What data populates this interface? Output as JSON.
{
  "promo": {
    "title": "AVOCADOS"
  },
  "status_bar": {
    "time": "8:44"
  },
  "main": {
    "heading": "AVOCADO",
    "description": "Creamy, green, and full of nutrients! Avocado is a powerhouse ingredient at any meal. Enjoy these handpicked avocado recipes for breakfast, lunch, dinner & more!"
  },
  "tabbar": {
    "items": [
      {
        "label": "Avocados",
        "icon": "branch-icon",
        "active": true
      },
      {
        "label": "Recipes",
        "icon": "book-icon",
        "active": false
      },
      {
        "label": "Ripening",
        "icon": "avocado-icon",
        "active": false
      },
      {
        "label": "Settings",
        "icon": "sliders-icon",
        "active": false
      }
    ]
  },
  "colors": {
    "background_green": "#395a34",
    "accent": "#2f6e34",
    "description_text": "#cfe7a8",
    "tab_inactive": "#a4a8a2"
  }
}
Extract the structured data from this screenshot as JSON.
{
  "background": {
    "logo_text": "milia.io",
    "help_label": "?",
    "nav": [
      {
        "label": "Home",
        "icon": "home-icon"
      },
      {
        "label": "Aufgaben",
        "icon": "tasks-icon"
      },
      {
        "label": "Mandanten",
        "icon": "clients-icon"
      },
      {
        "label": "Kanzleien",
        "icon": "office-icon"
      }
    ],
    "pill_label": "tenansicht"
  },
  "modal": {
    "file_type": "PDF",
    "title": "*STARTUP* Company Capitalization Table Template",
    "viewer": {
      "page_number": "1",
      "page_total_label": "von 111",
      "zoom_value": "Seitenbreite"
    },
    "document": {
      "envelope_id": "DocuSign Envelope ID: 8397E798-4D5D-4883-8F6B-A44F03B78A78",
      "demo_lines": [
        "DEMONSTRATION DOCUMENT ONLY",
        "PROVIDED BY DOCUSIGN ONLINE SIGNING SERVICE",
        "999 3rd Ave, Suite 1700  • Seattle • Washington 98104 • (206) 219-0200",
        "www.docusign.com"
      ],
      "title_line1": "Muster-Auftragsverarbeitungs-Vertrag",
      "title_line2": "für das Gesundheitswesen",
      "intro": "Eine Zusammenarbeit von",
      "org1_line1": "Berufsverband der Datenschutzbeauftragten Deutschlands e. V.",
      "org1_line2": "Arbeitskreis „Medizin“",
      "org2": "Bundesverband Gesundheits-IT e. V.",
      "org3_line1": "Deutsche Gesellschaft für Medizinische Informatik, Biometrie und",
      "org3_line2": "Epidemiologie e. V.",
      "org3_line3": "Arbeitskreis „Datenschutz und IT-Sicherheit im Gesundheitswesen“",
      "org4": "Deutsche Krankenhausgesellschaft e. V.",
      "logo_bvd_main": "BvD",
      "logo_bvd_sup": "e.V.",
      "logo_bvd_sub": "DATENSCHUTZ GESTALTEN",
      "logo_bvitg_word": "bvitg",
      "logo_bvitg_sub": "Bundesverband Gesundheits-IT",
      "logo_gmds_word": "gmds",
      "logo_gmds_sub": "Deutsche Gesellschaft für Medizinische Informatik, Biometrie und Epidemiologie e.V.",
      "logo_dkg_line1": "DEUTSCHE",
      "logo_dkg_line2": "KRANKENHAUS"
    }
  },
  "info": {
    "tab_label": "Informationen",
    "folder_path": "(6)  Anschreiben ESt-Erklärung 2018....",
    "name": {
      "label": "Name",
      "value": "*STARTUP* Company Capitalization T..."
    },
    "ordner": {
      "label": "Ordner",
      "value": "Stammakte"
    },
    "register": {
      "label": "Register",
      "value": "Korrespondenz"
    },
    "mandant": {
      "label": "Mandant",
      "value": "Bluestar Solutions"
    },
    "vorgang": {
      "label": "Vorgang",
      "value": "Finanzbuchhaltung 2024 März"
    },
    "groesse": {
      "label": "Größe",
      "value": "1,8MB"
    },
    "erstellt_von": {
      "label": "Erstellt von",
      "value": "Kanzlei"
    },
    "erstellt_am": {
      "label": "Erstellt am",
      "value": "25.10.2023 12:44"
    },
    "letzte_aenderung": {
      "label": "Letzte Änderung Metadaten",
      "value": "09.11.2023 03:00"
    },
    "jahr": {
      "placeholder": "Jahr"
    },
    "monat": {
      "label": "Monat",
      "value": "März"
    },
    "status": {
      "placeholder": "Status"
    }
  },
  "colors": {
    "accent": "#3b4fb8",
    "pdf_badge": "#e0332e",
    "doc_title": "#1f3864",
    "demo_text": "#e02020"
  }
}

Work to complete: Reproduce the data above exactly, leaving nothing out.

Completed exercise:
What data populates this interface? Output as JSON.
{
  "promo": {
    "title": "AVOCADOS"
  },
  "status_bar": {
    "time": "8:44"
  },
  "main": {
    "heading": "AVOCADO",
    "description": "Creamy, green, and full of nutrients! Avocado is a powerhouse ingredient at any meal. Enjoy these handpicked avocado recipes for breakfast, lunch, dinner & more!"
  },
  "tabbar": {
    "items": [
      {
        "label": "Avocados",
        "icon": "branch-icon",
        "active": true
      },
      {
        "label": "Recipes",
        "icon": "book-icon",
        "active": false
      },
      {
        "label": "Ripening",
        "icon": "avocado-icon",
        "active": false
      },
      {
        "label": "Settings",
        "icon": "sliders-icon",
        "active": false
      }
    ]
  },
  "colors": {
    "background_green": "#395a34",
    "accent": "#2f6e34",
    "description_text": "#cfe7a8",
    "tab_inactive": "#a4a8a2"
  }
}
Extract the structured data from this screenshot as JSON.
{
  "background": {
    "logo_text": "milia.io",
    "help_label": "?",
    "nav": [
      {
        "label": "Home",
        "icon": "home-icon"
      },
      {
        "label": "Aufgaben",
        "icon": "tasks-icon"
      },
      {
        "label": "Mandanten",
        "icon": "clients-icon"
      },
      {
        "label": "Kanzleien",
        "icon": "office-icon"
      }
    ],
    "pill_label": "tenansicht"
  },
  "modal": {
    "file_type": "PDF",
    "title": "*STARTUP* Company Capitalization Table Template",
    "viewer": {
      "page_number": "1",
      "page_total_label": "von 111",
      "zoom_value": "Seitenbreite"
    },
    "document": {
      "envelope_id": "DocuSign Envelope ID: 8397E798-4D5D-4883-8F6B-A44F03B78A78",
      "demo_lines": [
        "DEMONSTRATION DOCUMENT ONLY",
        "PROVIDED BY DOCUSIGN ONLINE SIGNING SERVICE",
        "999 3rd Ave, Suite 1700  • Seattle • Washington 98104 • (206) 219-0200",
        "www.docusign.com"
      ],
      "title_line1": "Muster-Auftragsverarbeitungs-Vertrag",
      "title_line2": "für das Gesundheitswesen",
      "intro": "Eine Zusammenarbeit von",
      "org1_line1": "Berufsverband der Datenschutzbeauftragten Deutschlands e. V.",
      "org1_line2": "Arbeitskreis „Medizin“",
      "org2": "Bundesverband Gesundheits-IT e. V.",
      "org3_line1": "Deutsche Gesellschaft für Medizinische Informatik, Biometrie und",
      "org3_line2": "Epidemiologie e. V.",
      "org3_line3": "Arbeitskreis „Datenschutz und IT-Sicherheit im Gesundheitswesen“",
      "org4": "Deutsche Krankenhausgesellschaft e. V.",
      "logo_bvd_main": "BvD",
      "logo_bvd_sup": "e.V.",
      "logo_bvd_sub": "DATENSCHUTZ GESTALTEN",
      "logo_bvitg_word": "bvitg",
      "logo_bvitg_sub": "Bundesverband Gesundheits-IT",
      "logo_gmds_word": "gmds",
      "logo_gmds_sub": "Deutsche Gesellschaft für Medizinische Informatik, Biometrie und Epidemiologie e.V.",
      "logo_dkg_line1": "DEUTSCHE",
      "logo_dkg_line2": "KRANKENHAUS"
    }
  },
  "info": {
    "tab_label": "Informationen",
    "folder_path": "(6)  Anschreiben ESt-Erklärung 2018....",
    "name": {
      "label": "Name",
      "value": "*STARTUP* Company Capitalization T..."
    },
    "ordner": {
      "label": "Ordner",
      "value": "Stammakte"
    },
    "register": {
      "label": "Register",
      "value": "Korrespondenz"
    },
    "mandant": {
      "label": "Mandant",
      "value": "Bluestar Solutions"
    },
    "vorgang": {
      "label": "Vorgang",
      "value": "Finanzbuchhaltung 2024 März"
    },
    "groesse": {
      "label": "Größe",
      "value": "1,8MB"
    },
    "erstellt_von": {
      "label": "Erstellt von",
      "value": "Kanzlei"
    },
    "erstellt_am": {
      "label": "Erstellt am",
      "value": "25.10.2023 12:44"
    },
    "letzte_aenderung": {
      "label": "Letzte Änderung Metadaten",
      "value": "09.11.2023 03:00"
    },
    "jahr": {
      "placeholder": "Jahr"
    },
    "monat": {
      "label": "Monat",
      "value": "März"
    },
    "status": {
      "placeholder": "Status"
    }
  },
  "colors": {
    "accent": "#3b4fb8",
    "pdf_badge": "#e0332e",
    "doc_title": "#1f3864",
    "demo_text": "#e02020"
  }
}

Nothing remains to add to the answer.